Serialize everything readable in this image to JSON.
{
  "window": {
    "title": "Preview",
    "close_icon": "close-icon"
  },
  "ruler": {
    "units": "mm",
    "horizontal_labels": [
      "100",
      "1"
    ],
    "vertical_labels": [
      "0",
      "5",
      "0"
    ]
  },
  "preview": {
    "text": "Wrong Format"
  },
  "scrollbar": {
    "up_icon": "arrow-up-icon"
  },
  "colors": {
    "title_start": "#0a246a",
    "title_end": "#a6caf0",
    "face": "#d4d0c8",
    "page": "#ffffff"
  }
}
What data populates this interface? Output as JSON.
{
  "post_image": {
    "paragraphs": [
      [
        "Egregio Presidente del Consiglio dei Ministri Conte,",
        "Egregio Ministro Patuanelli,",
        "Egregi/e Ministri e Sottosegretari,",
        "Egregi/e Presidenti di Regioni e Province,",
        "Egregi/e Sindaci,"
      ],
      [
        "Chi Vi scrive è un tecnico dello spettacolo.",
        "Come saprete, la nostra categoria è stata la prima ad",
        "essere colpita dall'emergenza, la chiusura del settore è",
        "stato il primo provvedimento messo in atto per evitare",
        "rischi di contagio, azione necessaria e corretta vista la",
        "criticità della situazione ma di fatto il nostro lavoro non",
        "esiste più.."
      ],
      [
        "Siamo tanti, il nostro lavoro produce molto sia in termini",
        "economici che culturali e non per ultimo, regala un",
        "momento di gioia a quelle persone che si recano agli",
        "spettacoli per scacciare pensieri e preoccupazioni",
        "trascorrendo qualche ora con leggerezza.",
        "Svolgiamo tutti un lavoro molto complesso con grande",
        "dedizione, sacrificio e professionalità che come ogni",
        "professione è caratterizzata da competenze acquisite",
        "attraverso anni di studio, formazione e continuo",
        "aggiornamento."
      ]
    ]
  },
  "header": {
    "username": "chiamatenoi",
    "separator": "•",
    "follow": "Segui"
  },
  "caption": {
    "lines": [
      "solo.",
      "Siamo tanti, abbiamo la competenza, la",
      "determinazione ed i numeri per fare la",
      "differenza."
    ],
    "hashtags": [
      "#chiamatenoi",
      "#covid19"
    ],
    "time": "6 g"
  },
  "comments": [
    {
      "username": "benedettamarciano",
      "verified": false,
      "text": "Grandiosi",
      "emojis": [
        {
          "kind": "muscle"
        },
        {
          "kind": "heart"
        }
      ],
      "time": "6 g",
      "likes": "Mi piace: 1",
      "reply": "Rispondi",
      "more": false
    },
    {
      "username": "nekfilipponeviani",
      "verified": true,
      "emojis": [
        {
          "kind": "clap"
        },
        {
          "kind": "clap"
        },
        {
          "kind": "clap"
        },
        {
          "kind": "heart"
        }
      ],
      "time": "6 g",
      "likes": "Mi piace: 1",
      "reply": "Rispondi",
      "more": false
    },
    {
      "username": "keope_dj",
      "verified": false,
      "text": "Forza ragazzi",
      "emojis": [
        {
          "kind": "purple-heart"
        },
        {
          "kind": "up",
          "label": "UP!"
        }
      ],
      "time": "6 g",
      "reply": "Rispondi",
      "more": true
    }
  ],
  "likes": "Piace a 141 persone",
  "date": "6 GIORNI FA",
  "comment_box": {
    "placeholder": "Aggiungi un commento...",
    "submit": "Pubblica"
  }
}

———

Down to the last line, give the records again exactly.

Serialize everything readable in this image to JSON.
{
  "window": {
    "title": "Preview",
    "close_icon": "close-icon"
  },
  "ruler": {
    "units": "mm",
    "horizontal_labels": [
      "100",
      "1"
    ],
    "vertical_labels": [
      "0",
      "5",
      "0"
    ]
  },
  "preview": {
    "text": "Wrong Format"
  },
  "scrollbar": {
    "up_icon": "arrow-up-icon"
  },
  "colors": {
    "title_start": "#0a246a",
    "title_end": "#a6caf0",
    "face": "#d4d0c8",
    "page": "#ffffff"
  }
}
What data populates this interface? Output as JSON.
{
  "post_image": {
    "paragraphs": [
      [
        "Egregio Presidente del Consiglio dei Ministri Conte,",
        "Egregio Ministro Patuanelli,",
        "Egregi/e Ministri e Sottosegretari,",
        "Egregi/e Presidenti di Regioni e Province,",
        "Egregi/e Sindaci,"
      ],
      [
        "Chi Vi scrive è un tecnico dello spettacolo.",
        "Come saprete, la nostra categoria è stata la prima ad",
        "essere colpita dall'emergenza, la chiusura del settore è",
        "stato il primo provvedimento messo in atto per evitare",
        "rischi di contagio, azione necessaria e corretta vista la",
        "criticità della situazione ma di fatto il nostro lavoro non",
        "esiste più.."
      ],
      [
        "Siamo tanti, il nostro lavoro produce molto sia in termini",
        "economici che culturali e non per ultimo, regala un",
        "momento di gioia a quelle persone che si recano agli",
        "spettacoli per scacciare pensieri e preoccupazioni",
        "trascorrendo qualche ora con leggerezza.",
        "Svolgiamo tutti un lavoro molto complesso con grande",
        "dedizione, sacrificio e professionalità che come ogni",
        "professione è caratterizzata da competenze acquisite",
        "attraverso anni di studio, formazione e continuo",
        "aggiornamento."
      ]
    ]
  },
  "header": {
    "username": "chiamatenoi",
    "separator": "•",
    "follow": "Segui"
  },
  "caption": {
    "lines": [
      "solo.",
      "Siamo tanti, abbiamo la competenza, la",
      "determinazione ed i numeri per fare la",
      "differenza."
    ],
    "hashtags": [
      "#chiamatenoi",
      "#covid19"
    ],
    "time": "6 g"
  },
  "comments": [
    {
      "username": "benedettamarciano",
      "verified": false,
      "text": "Grandiosi",
      "emojis": [
        {
          "kind": "muscle"
        },
        {
          "kind": "heart"
        }
      ],
      "time": "6 g",
      "likes": "Mi piace: 1",
      "reply": "Rispondi",
      "more": false
    },
    {
      "username": "nekfilipponeviani",
      "verified": true,
      "emojis": [
        {
          "kind": "clap"
        },
        {
          "kind": "clap"
        },
        {
          "kind": "clap"
        },
        {
          "kind": "heart"
        }
      ],
      "time": "6 g",
      "likes": "Mi piace: 1",
      "reply": "Rispondi",
      "more": false
    },
    {
      "username": "keope_dj",
      "verified": false,
      "text": "Forza ragazzi",
      "emojis": [
        {
          "kind": "purple-heart"
        },
        {
          "kind": "up",
          "label": "UP!"
        }
      ],
      "time": "6 g",
      "reply": "Rispondi",
      "more": true
    }
  ],
  "likes": "Piace a 141 persone",
  "date": "6 GIORNI FA",
  "comment_box": {
    "placeholder": "Aggiungi un commento...",
    "submit": "Pubblica"
  }
}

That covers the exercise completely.